Most commonly, postpartum doulas work daytime or evening shifts of about four to five hours. The doula's shifts depend on the needs of the family and the schedule of the doula. Some families like to have support five days a week in the beginning and then decrease it as they get more into a rhythm. Other families may find it helpful to have the postpartum doula come two or three days per week as an additional support.
A doula typically works with a family within the three months following birth, however, this timeframe is very individual to the family and their needs. Some new parents may want a postpartum doula during that whole three-month period while others may find it helpful to have them for just a week or two.
Postpartum Doula Training
Though there are several certifying organizations, I trained through DONA International. This training is a three-day intensive program where participants learn about everything related to newborn and infant care, breastfeeding, bottle feeding, family dynamics, and both physical and mental health warning signs. Once the weekend training is over, doulas can start working with families and will need to work with three families and earn recommendation letters before they are certified.
For the certification process, doulas are provided with a list of books they need to read covering many of the topics, such as family bonding and attachment and newborn and infant care and development, that the intensive training covered in more depth. A breastfeeding course is also required to work toward certification.
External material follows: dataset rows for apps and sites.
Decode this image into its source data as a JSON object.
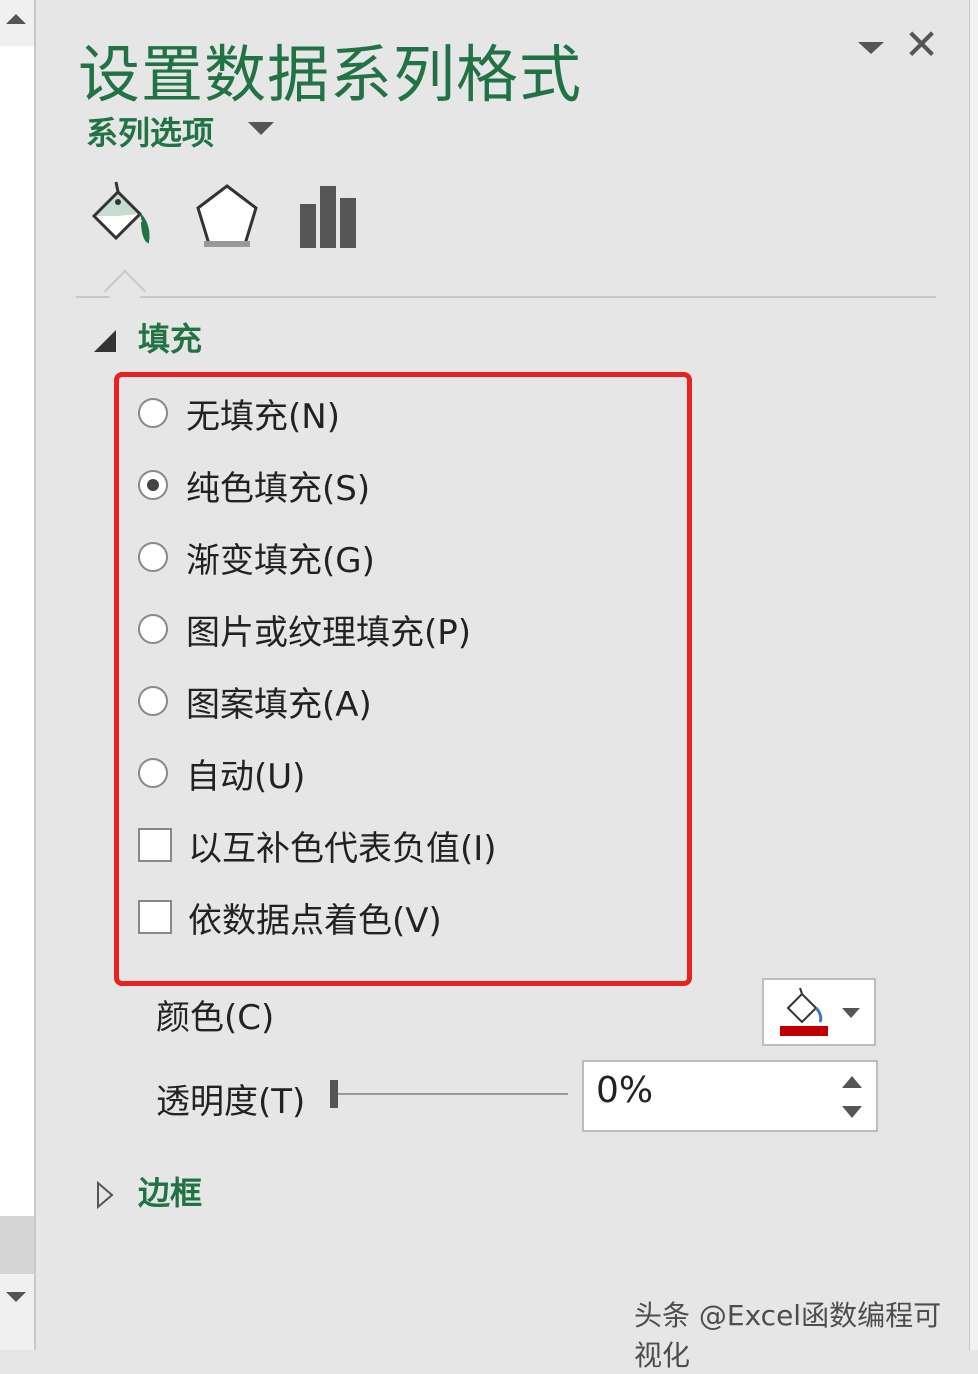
{
  "pane": {
    "title": "设置数据系列格式",
    "series_options_label": "系列选项",
    "tabs": [
      {
        "icon": "fill-line-icon",
        "name": "填充与线条"
      },
      {
        "icon": "effects-pentagon-icon",
        "name": "效果"
      },
      {
        "icon": "series-options-bar-icon",
        "name": "系列选项"
      }
    ]
  },
  "fill_section": {
    "header": "填充",
    "options": [
      {
        "label": "无填充(N)",
        "selected": false
      },
      {
        "label": "纯色填充(S)",
        "selected": true
      },
      {
        "label": "渐变填充(G)",
        "selected": false
      },
      {
        "label": "图片或纹理填充(P)",
        "selected": false
      },
      {
        "label": "图案填充(A)",
        "selected": false
      },
      {
        "label": "自动(U)",
        "selected": false
      }
    ],
    "checkboxes": [
      {
        "label": "以互补色代表负值(I)",
        "checked": false
      },
      {
        "label": "依数据点着色(V)",
        "checked": false
      }
    ],
    "color_label": "颜色(C)",
    "color_swatch": "#c00000",
    "transparency_label": "透明度(T)",
    "transparency_value": "0%"
  },
  "border_section": {
    "header": "边框"
  },
  "highlight_color": "#e8231f",
  "accent_color": "#217346",
  "watermark": "头条 @Excel函数编程可视化"
}
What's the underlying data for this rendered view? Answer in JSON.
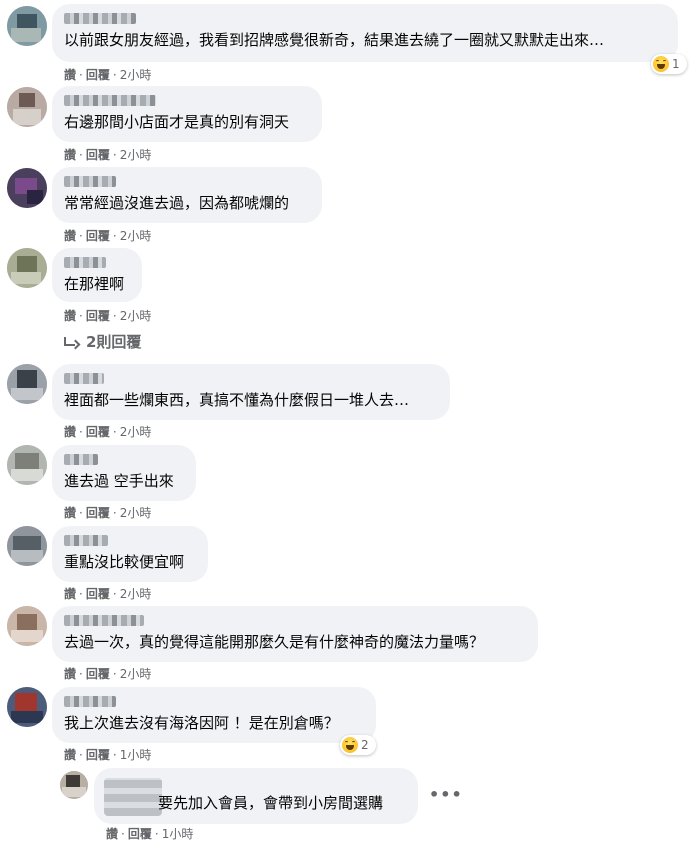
{
  "comments": [
    {
      "text": "以前跟女朋友經過，我看到招牌感覺很新奇，結果進去繞了一圈就又默默走出來…",
      "like": "讚",
      "reply": "回覆",
      "time": "2小時",
      "reaction_count": "1"
    },
    {
      "text": "右邊那間小店面才是真的別有洞天",
      "like": "讚",
      "reply": "回覆",
      "time": "2小時"
    },
    {
      "text": "常常經過沒進去過，因為都唬爛的",
      "like": "讚",
      "reply": "回覆",
      "time": "2小時"
    },
    {
      "text": "在那裡啊",
      "like": "讚",
      "reply": "回覆",
      "time": "2小時"
    },
    {
      "text": "裡面都一些爛東西，真搞不懂為什麼假日一堆人去…",
      "like": "讚",
      "reply": "回覆",
      "time": "2小時"
    },
    {
      "text": "進去過 空手出來",
      "like": "讚",
      "reply": "回覆",
      "time": "2小時"
    },
    {
      "text": "重點沒比較便宜啊",
      "like": "讚",
      "reply": "回覆",
      "time": "2小時"
    },
    {
      "text": "去過一次，真的覺得這能開那麼久是有什麼神奇的魔法力量嗎？",
      "like": "讚",
      "reply": "回覆",
      "time": "2小時"
    },
    {
      "text": "我上次進去沒有海洛因阿 ！是在別倉嗎？",
      "like": "讚",
      "reply": "回覆",
      "time": "1小時",
      "reaction_count": "2"
    }
  ],
  "view_replies": "2則回覆",
  "reply_comment": {
    "text": "要先加入會員，會帶到小房間選購",
    "like": "讚",
    "reply": "回覆",
    "time": "1小時"
  },
  "more_icon": "more-options-icon",
  "colors": {
    "bubble": "#f0f2f5",
    "meta": "#65676b",
    "text": "#050505"
  }
}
Postpartum doulas must also create an extensive local resource list so they are ready to inform their clients with resources when different needs come up.
Who Should Hire a Postpartum Doula?
It is my belief that anyone who has recently welcomed a new baby into their family can benefit from the support a postpartum doula can offer. The addition of a new person to your life and your home can be a major time of transition. It's a period of routine being broken down and a new routine starting to emerge. For those who are not prepared, it can be especially daunting. Even if you think you are prepared, the changes can feel much more powerful than could be imagined. It can be very helpful to have someone in your home who is there to guide you through this transition.
I often hear people say they don't need a doula because their partner will be home with them for a period of time or another family member may be coming to stay. While this can be an amazing part of the transition, a doula can be especially helpful in that time. Though family members often mean well, they can sometimes add stress to what can already be a stressful period. Having someone there who is around to provide support and evidence-based intervention, rather than opinion, allows parents to make their own decisions regarding their children. A postpartum doula can be helpful in mediating some of the family dynamics that can come up.
Finding a Postpartum Doula Near You
It is normal for the postpartum period to be one of chaos and doubt for new parents, and also a time of joy and love. The job of a postpartum doula is to be there to make this transition smoother, so that parents can focus on getting to know the new person in their life. If you believe you may be interested in finding a postpartum doula, a great resource is Doula Match or searching for doulas or doula services in your area.
Pam Skop is a licensed mental health counselor, registered yoga teacher, and postpartum doula. Learn more about her work at PamSkopWellness.com.